#### [Goal of the exercise]
The answer is the data below, repeated exactly, with no pictures included.

# # # #

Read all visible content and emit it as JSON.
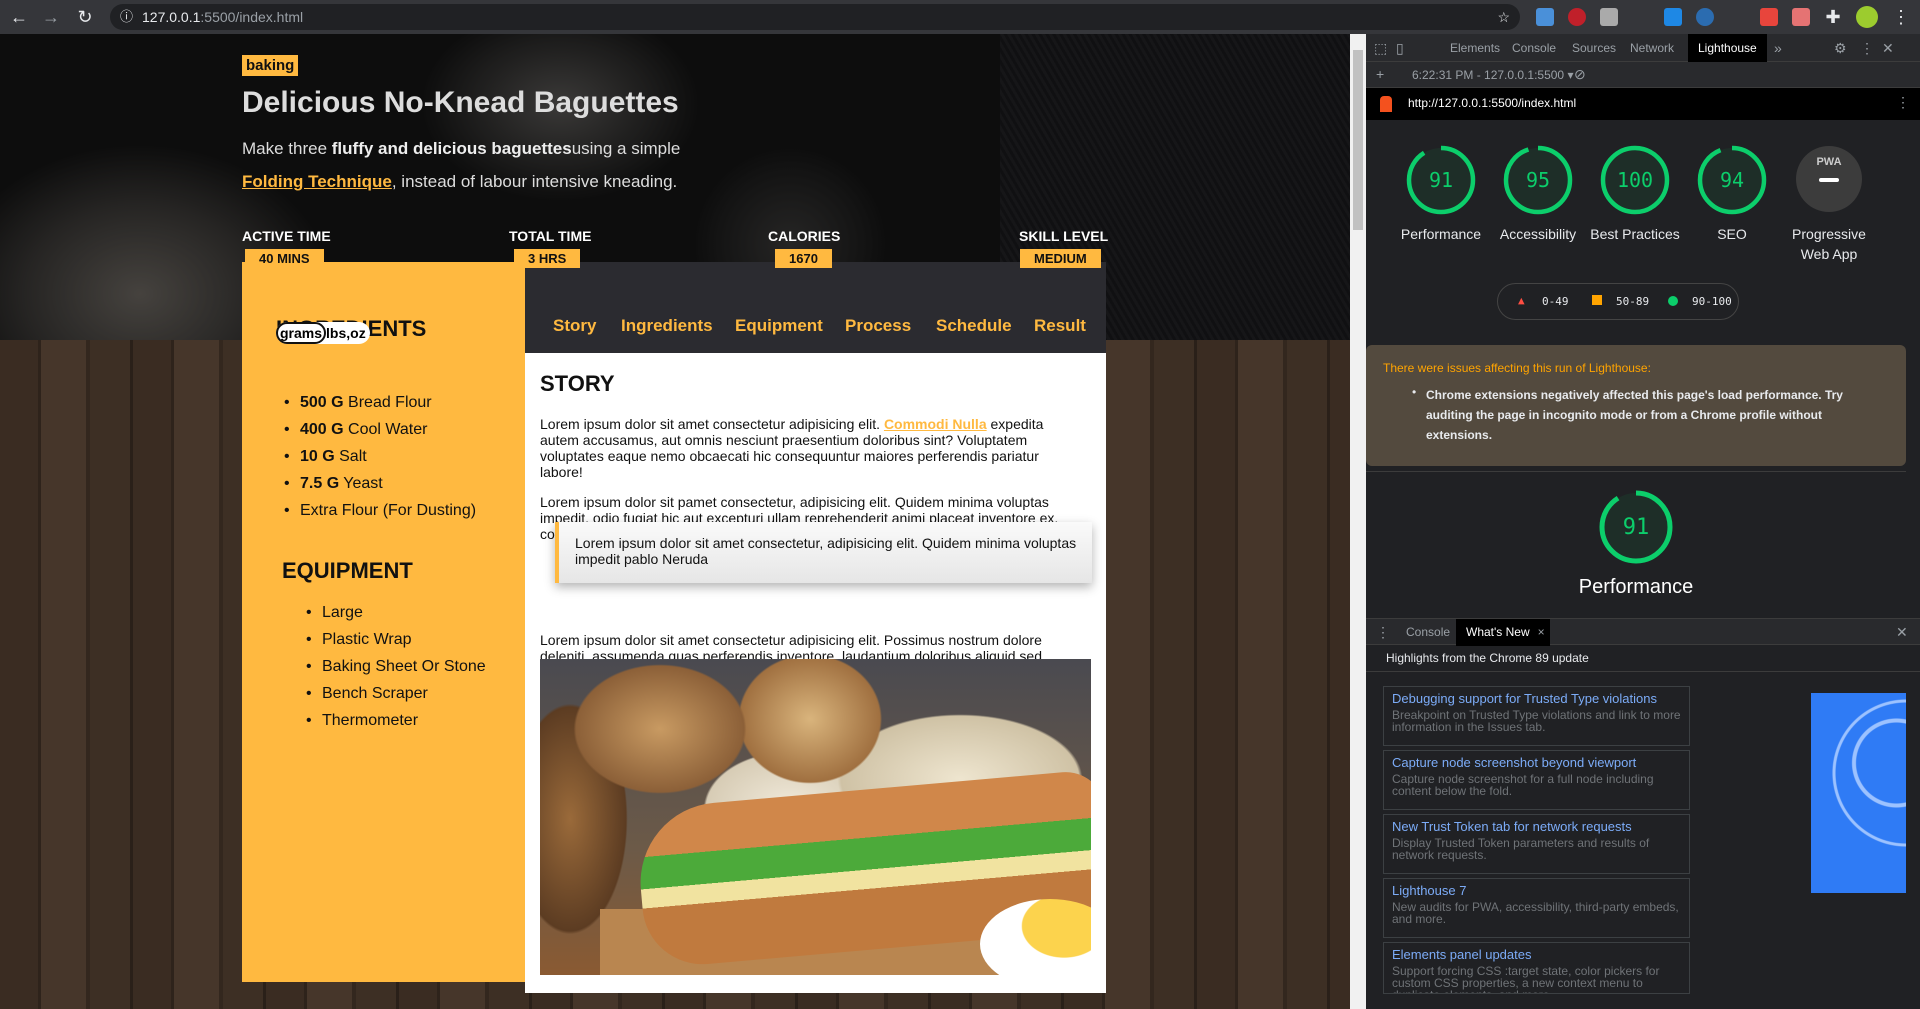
{
  "browser": {
    "url_host": "127.0.0.1",
    "url_path": ":5500/index.html"
  },
  "hero": {
    "tag": "baking",
    "title": "Delicious No-Knead Baguettes",
    "sub_pre": "Make three ",
    "sub_bold": "fluffy and delicious baguettes",
    "sub_post": "using a simple",
    "link": "Folding Technique",
    "sub_end": ", instead of labour intensive kneading.",
    "stats": [
      {
        "label": "ACTIVE TIME",
        "value": "40 MINS"
      },
      {
        "label": "TOTAL TIME",
        "value": "3 HRS"
      },
      {
        "label": "CALORIES",
        "value": "1670"
      },
      {
        "label": "SKILL LEVEL",
        "value": "MEDIUM"
      }
    ]
  },
  "ingredients": {
    "title": "INGREDIENTS",
    "unit_on": "grams",
    "unit_off": "lbs,oz",
    "items": [
      {
        "qty": "500 G",
        "name": " Bread Flour"
      },
      {
        "qty": "400 G",
        "name": " Cool Water"
      },
      {
        "qty": "10 G",
        "name": " Salt"
      },
      {
        "qty": "7.5 G",
        "name": " Yeast"
      },
      {
        "qty": "",
        "name": "Extra Flour (For Dusting)"
      }
    ]
  },
  "equipment": {
    "title": "EQUIPMENT",
    "items": [
      "Large",
      "Plastic Wrap",
      "Baking Sheet Or Stone",
      "Bench Scraper",
      "Thermometer"
    ]
  },
  "nav": [
    "Story",
    "Ingredients",
    "Equipment",
    "Process",
    "Schedule",
    "Result"
  ],
  "story": {
    "title": "STORY",
    "p1_pre": "Lorem ipsum dolor sit amet consectetur adipisicing elit. ",
    "p1_link": "Commodi Nulla",
    "p1_post": " expedita autem accusamus, aut omnis nesciunt praesentium doloribus sint? Voluptatem voluptates eaque nemo obcaecati hic consequuntur maiores perferendis pariatur labore!",
    "p2": "Lorem ipsum dolor sit pamet consectetur, adipisicing elit. Quidem minima voluptas impedit, odio fugiat hic aut excepturi ullam reprehenderit animi placeat inventore ex, consectetur repellat quisquam natus rem vero reiciendis.",
    "quote": "Lorem ipsum dolor sit amet consectetur, adipisicing elit. Quidem minima voluptas impedit pablo Neruda",
    "p3": "Lorem ipsum dolor sit amet consectetur adipisicing elit. Possimus nostrum dolore deleniti, assumenda quas perferendis inventore, laudantium doloribus aliquid sed pariatur minima hic. Ut, quidem maiores nesciunt incidunt blanditiis quas!"
  },
  "devtools": {
    "tabs": [
      "Elements",
      "Console",
      "Sources",
      "Network",
      "Lighthouse"
    ],
    "active_tab": "Lighthouse",
    "run": "6:22:31 PM - 127.0.0.1:5500",
    "report_url": "http://127.0.0.1:5500/index.html",
    "scores": [
      {
        "value": 91,
        "label": "Performance"
      },
      {
        "value": 95,
        "label": "Accessibility"
      },
      {
        "value": 100,
        "label": "Best Practices"
      },
      {
        "value": 94,
        "label": "SEO"
      }
    ],
    "pwa": {
      "badge": "PWA",
      "label": "Progressive Web App"
    },
    "legend": [
      "0-49",
      "50-89",
      "90-100"
    ],
    "colors": {
      "pass": "#0cce6b",
      "average": "#ffa400",
      "fail": "#ff4e42",
      "accent": "#ffb940"
    },
    "warning_title": "There were issues affecting this run of Lighthouse:",
    "warning_item": "Chrome extensions negatively affected this page's load performance. Try auditing the page in incognito mode or from a Chrome profile without extensions.",
    "perf_score": 91,
    "perf_label": "Performance",
    "drawer_tabs": [
      "Console",
      "What's New"
    ],
    "highlights": "Highlights from the Chrome 89 update",
    "cards": [
      {
        "h": "Debugging support for Trusted Type violations",
        "d": "Breakpoint on Trusted Type violations and link to more information in the Issues tab."
      },
      {
        "h": "Capture node screenshot beyond viewport",
        "d": "Capture node screenshot for a full node including content below the fold."
      },
      {
        "h": "New Trust Token tab for network requests",
        "d": "Display Trusted Token parameters and results of network requests."
      },
      {
        "h": "Lighthouse 7",
        "d": "New audits for PWA, accessibility, third-party embeds, and more."
      },
      {
        "h": "Elements panel updates",
        "d": "Support forcing CSS :target state, color pickers for custom CSS properties, a new context menu to duplicate elements, and more."
      }
    ]
  }
}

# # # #

#### [Response box]
Read all visible content and emit it as JSON.
{
  "browser": {
    "url_host": "127.0.0.1",
    "url_path": ":5500/index.html"
  },
  "hero": {
    "tag": "baking",
    "title": "Delicious No-Knead Baguettes",
    "sub_pre": "Make three ",
    "sub_bold": "fluffy and delicious baguettes",
    "sub_post": "using a simple",
    "link": "Folding Technique",
    "sub_end": ", instead of labour intensive kneading.",
    "stats": [
      {
        "label": "ACTIVE TIME",
        "value": "40 MINS"
      },
      {
        "label": "TOTAL TIME",
        "value": "3 HRS"
      },
      {
        "label": "CALORIES",
        "value": "1670"
      },
      {
        "label": "SKILL LEVEL",
        "value": "MEDIUM"
      }
    ]
  },
  "ingredients": {
    "title": "INGREDIENTS",
    "unit_on": "grams",
    "unit_off": "lbs,oz",
    "items": [
      {
        "qty": "500 G",
        "name": " Bread Flour"
      },
      {
        "qty": "400 G",
        "name": " Cool Water"
      },
      {
        "qty": "10 G",
        "name": " Salt"
      },
      {
        "qty": "7.5 G",
        "name": " Yeast"
      },
      {
        "qty": "",
        "name": "Extra Flour (For Dusting)"
      }
    ]
  },
  "equipment": {
    "title": "EQUIPMENT",
    "items": [
      "Large",
      "Plastic Wrap",
      "Baking Sheet Or Stone",
      "Bench Scraper",
      "Thermometer"
    ]
  },
  "nav": [
    "Story",
    "Ingredients",
    "Equipment",
    "Process",
    "Schedule",
    "Result"
  ],
  "story": {
    "title": "STORY",
    "p1_pre": "Lorem ipsum dolor sit amet consectetur adipisicing elit. ",
    "p1_link": "Commodi Nulla",
    "p1_post": " expedita autem accusamus, aut omnis nesciunt praesentium doloribus sint? Voluptatem voluptates eaque nemo obcaecati hic consequuntur maiores perferendis pariatur labore!",
    "p2": "Lorem ipsum dolor sit pamet consectetur, adipisicing elit. Quidem minima voluptas impedit, odio fugiat hic aut excepturi ullam reprehenderit animi placeat inventore ex, consectetur repellat quisquam natus rem vero reiciendis.",
    "quote": "Lorem ipsum dolor sit amet consectetur, adipisicing elit. Quidem minima voluptas impedit pablo Neruda",
    "p3": "Lorem ipsum dolor sit amet consectetur adipisicing elit. Possimus nostrum dolore deleniti, assumenda quas perferendis inventore, laudantium doloribus aliquid sed pariatur minima hic. Ut, quidem maiores nesciunt incidunt blanditiis quas!"
  },
  "devtools": {
    "tabs": [
      "Elements",
      "Console",
      "Sources",
      "Network",
      "Lighthouse"
    ],
    "active_tab": "Lighthouse",
    "run": "6:22:31 PM - 127.0.0.1:5500",
    "report_url": "http://127.0.0.1:5500/index.html",
    "scores": [
      {
        "value": 91,
        "label": "Performance"
      },
      {
        "value": 95,
        "label": "Accessibility"
      },
      {
        "value": 100,
        "label": "Best Practices"
      },
      {
        "value": 94,
        "label": "SEO"
      }
    ],
    "pwa": {
      "badge": "PWA",
      "label": "Progressive Web App"
    },
    "legend": [
      "0-49",
      "50-89",
      "90-100"
    ],
    "colors": {
      "pass": "#0cce6b",
      "average": "#ffa400",
      "fail": "#ff4e42",
      "accent": "#ffb940"
    },
    "warning_title": "There were issues affecting this run of Lighthouse:",
    "warning_item": "Chrome extensions negatively affected this page's load performance. Try auditing the page in incognito mode or from a Chrome profile without extensions.",
    "perf_score": 91,
    "perf_label": "Performance",
    "drawer_tabs": [
      "Console",
      "What's New"
    ],
    "highlights": "Highlights from the Chrome 89 update",
    "cards": [
      {
        "h": "Debugging support for Trusted Type violations",
        "d": "Breakpoint on Trusted Type violations and link to more information in the Issues tab."
      },
      {
        "h": "Capture node screenshot beyond viewport",
        "d": "Capture node screenshot for a full node including content below the fold."
      },
      {
        "h": "New Trust Token tab for network requests",
        "d": "Display Trusted Token parameters and results of network requests."
      },
      {
        "h": "Lighthouse 7",
        "d": "New audits for PWA, accessibility, third-party embeds, and more."
      },
      {
        "h": "Elements panel updates",
        "d": "Support forcing CSS :target state, color pickers for custom CSS properties, a new context menu to duplicate elements, and more."
      }
    ]
  }
}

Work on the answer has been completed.